■ **What is required**
Since the pictures are not wanted, retype the listing below exactly and without them.
[Stored data — start]
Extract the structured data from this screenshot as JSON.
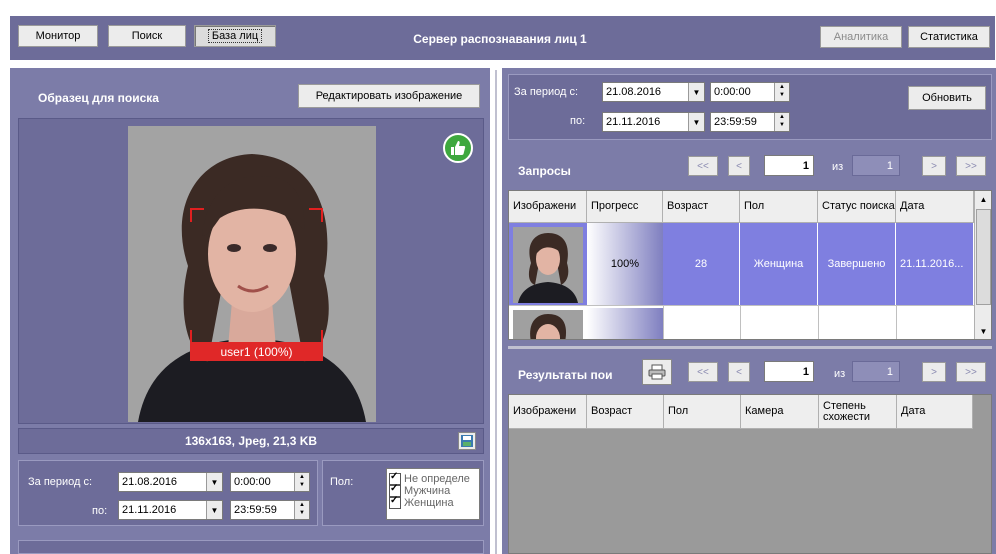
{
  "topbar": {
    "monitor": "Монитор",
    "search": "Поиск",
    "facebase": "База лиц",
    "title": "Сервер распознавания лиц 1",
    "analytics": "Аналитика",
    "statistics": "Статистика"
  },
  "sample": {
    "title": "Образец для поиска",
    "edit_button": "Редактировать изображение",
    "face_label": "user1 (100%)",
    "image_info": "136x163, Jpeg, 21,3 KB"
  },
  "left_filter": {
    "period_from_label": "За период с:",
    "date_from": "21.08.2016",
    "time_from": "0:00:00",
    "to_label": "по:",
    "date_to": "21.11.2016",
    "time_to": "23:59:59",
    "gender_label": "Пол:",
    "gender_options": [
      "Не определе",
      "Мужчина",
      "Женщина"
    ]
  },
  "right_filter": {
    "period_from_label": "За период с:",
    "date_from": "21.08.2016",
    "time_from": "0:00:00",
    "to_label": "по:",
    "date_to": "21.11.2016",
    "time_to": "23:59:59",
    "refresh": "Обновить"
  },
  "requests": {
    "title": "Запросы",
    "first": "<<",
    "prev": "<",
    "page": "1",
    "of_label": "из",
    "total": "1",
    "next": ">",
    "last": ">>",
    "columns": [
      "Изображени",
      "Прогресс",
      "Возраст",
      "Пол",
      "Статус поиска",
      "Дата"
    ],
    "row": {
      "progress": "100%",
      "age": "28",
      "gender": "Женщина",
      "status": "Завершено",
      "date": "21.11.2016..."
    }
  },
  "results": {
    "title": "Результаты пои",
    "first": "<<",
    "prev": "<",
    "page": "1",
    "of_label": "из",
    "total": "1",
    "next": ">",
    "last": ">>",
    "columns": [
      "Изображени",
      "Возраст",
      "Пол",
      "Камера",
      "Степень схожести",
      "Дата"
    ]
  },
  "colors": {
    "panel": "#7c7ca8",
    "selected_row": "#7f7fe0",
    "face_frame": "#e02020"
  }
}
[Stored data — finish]
■ **Your response**
Extract the structured data from this screenshot as JSON.
{
  "topbar": {
    "monitor": "Монитор",
    "search": "Поиск",
    "facebase": "База лиц",
    "title": "Сервер распознавания лиц 1",
    "analytics": "Аналитика",
    "statistics": "Статистика"
  },
  "sample": {
    "title": "Образец для поиска",
    "edit_button": "Редактировать изображение",
    "face_label": "user1 (100%)",
    "image_info": "136x163, Jpeg, 21,3 KB"
  },
  "left_filter": {
    "period_from_label": "За период с:",
    "date_from": "21.08.2016",
    "time_from": "0:00:00",
    "to_label": "по:",
    "date_to": "21.11.2016",
    "time_to": "23:59:59",
    "gender_label": "Пол:",
    "gender_options": [
      "Не определе",
      "Мужчина",
      "Женщина"
    ]
  },
  "right_filter": {
    "period_from_label": "За период с:",
    "date_from": "21.08.2016",
    "time_from": "0:00:00",
    "to_label": "по:",
    "date_to": "21.11.2016",
    "time_to": "23:59:59",
    "refresh": "Обновить"
  },
  "requests": {
    "title": "Запросы",
    "first": "<<",
    "prev": "<",
    "page": "1",
    "of_label": "из",
    "total": "1",
    "next": ">",
    "last": ">>",
    "columns": [
      "Изображени",
      "Прогресс",
      "Возраст",
      "Пол",
      "Статус поиска",
      "Дата"
    ],
    "row": {
      "progress": "100%",
      "age": "28",
      "gender": "Женщина",
      "status": "Завершено",
      "date": "21.11.2016..."
    }
  },
  "results": {
    "title": "Результаты пои",
    "first": "<<",
    "prev": "<",
    "page": "1",
    "of_label": "из",
    "total": "1",
    "next": ">",
    "last": ">>",
    "columns": [
      "Изображени",
      "Возраст",
      "Пол",
      "Камера",
      "Степень схожести",
      "Дата"
    ]
  },
  "colors": {
    "panel": "#7c7ca8",
    "selected_row": "#7f7fe0",
    "face_frame": "#e02020"
  }
}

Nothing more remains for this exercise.